- 8oz / 1 cup unsalted butter
- 3 oz / 3/4 cup powdered sugar
- 3 teaspoons vanilla bean powder, or 2 teaspoons vanilla extract
- 4 oz / 1 cup ground almonds
- 10 oz / 2 cups all purpose flour
- 2 oz / 2/3 cup powdered sugar for sprinkling
- raspberry jam if using
Preheat the oven to 350ºF / 180ºC and line baking sheets with baking paper
In a medium bowl beat the butter until it is creamy and light in color, then sift in the 3oz of powdered sugar over the butter and beat until incorporated
Add the vanilla and mix until smooth. Stir in the ground almonds. Follow with the flour, adding slowly, until mixed. Knead the dough until it is well blended. If the dough is very soft place it in the refrigerator for 30 minutes. You want the dough to be workable in your hands so make sure it is malleable when you take it out of the fridge.
For crescent cookies, take about 1 tablepsoon of dough and shape it into a crescent and place on the cookie sheet.
For the jam filled cookies, roll the dough between two sheets of parchment paper until about 1/4" thick. Using a cookie cutter cut an even number of shapes out of the dough. Using a smaller cookie cutter, such as a star, circle or heart, cut the center out of half of the cookies. Move to the lined baking sheet.
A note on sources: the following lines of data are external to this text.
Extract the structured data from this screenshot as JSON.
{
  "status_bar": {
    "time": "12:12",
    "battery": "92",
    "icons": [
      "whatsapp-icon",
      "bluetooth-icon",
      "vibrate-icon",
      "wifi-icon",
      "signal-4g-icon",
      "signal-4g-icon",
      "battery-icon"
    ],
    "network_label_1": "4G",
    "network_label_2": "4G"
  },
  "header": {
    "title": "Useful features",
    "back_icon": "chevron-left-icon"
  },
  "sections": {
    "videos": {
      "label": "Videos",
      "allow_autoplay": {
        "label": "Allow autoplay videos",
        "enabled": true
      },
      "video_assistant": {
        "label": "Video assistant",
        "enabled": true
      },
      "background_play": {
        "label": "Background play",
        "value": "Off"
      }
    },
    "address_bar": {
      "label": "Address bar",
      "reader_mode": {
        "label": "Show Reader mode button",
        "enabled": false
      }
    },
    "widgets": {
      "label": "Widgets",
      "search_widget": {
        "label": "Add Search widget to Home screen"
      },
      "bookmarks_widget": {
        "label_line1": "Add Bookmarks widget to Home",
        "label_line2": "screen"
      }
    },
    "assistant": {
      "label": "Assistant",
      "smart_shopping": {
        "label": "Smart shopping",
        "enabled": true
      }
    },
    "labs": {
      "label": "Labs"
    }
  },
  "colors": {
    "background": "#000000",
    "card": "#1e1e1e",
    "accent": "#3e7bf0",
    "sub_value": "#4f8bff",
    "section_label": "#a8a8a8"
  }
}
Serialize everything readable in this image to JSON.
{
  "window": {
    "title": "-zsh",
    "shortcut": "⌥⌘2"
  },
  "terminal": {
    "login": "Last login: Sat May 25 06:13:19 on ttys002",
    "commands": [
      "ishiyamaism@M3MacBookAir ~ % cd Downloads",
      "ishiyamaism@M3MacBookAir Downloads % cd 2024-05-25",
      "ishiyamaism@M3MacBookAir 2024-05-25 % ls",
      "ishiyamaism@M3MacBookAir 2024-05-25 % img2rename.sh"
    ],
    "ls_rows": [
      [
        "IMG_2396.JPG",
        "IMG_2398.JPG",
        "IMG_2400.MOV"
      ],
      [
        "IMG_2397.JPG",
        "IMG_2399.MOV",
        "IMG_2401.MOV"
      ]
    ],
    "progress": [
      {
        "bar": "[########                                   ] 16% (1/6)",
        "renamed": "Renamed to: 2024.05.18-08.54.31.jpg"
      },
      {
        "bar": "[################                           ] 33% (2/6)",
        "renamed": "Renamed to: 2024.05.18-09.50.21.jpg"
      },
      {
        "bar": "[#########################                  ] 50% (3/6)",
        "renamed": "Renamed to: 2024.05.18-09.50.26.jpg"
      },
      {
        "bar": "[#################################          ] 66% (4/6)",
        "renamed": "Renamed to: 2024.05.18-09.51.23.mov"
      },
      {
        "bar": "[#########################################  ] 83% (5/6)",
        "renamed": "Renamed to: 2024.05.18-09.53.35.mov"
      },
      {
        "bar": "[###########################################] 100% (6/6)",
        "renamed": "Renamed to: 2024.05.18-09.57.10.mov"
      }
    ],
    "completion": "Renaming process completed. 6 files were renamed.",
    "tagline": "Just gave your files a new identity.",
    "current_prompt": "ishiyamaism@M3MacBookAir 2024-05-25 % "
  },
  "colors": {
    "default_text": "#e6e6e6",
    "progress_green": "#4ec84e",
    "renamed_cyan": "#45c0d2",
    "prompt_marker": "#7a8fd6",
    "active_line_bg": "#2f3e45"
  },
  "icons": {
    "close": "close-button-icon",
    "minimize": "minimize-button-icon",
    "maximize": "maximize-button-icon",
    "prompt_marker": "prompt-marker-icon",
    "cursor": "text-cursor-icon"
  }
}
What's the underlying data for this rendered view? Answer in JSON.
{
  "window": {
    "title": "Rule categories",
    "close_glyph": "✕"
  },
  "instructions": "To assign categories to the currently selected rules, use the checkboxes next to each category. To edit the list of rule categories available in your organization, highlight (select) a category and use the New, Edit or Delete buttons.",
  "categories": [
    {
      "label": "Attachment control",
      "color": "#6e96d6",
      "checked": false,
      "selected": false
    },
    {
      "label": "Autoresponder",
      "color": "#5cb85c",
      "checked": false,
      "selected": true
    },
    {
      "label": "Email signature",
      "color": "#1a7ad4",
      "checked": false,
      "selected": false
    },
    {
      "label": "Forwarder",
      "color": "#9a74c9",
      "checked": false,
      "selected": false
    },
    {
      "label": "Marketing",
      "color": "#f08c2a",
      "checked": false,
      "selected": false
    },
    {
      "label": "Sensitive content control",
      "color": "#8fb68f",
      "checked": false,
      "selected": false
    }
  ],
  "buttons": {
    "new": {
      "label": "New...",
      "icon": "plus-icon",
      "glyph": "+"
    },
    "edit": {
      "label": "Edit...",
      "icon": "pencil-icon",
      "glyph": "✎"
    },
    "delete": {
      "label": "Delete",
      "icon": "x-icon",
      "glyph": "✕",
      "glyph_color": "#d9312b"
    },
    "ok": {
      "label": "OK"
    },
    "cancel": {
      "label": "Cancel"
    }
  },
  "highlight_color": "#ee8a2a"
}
Bake the crescent cookies for about 13-16 and the linzer cookies for about 10 minutes, or just until the edges have lightly browned for both. Cool the cookies on a wire rack. When completely cool dust the crescents with powdered sugar. For the jam filled cookies, take the cookie without the hole and spread raspberry jam on it and then top with the hole-cookie.
This photos is terrible and blurry, but I had to share it with you because this my friends is The Santa Tram, or Märchentram (fairytale tram). Santa drives the tram while his angles read fairytales to the children in the back. Only children are allowed on the tram, no parents allowed. I absolutely love this little Zürich Christmas tradition. I guess the theory is that parents put their kids on the tram for thirty minutes and then they can run off and buy that last minute toy while the kids listen to The Night Before Christmas while zipping around Zürich.
okay time to run! remember, fingers crossed...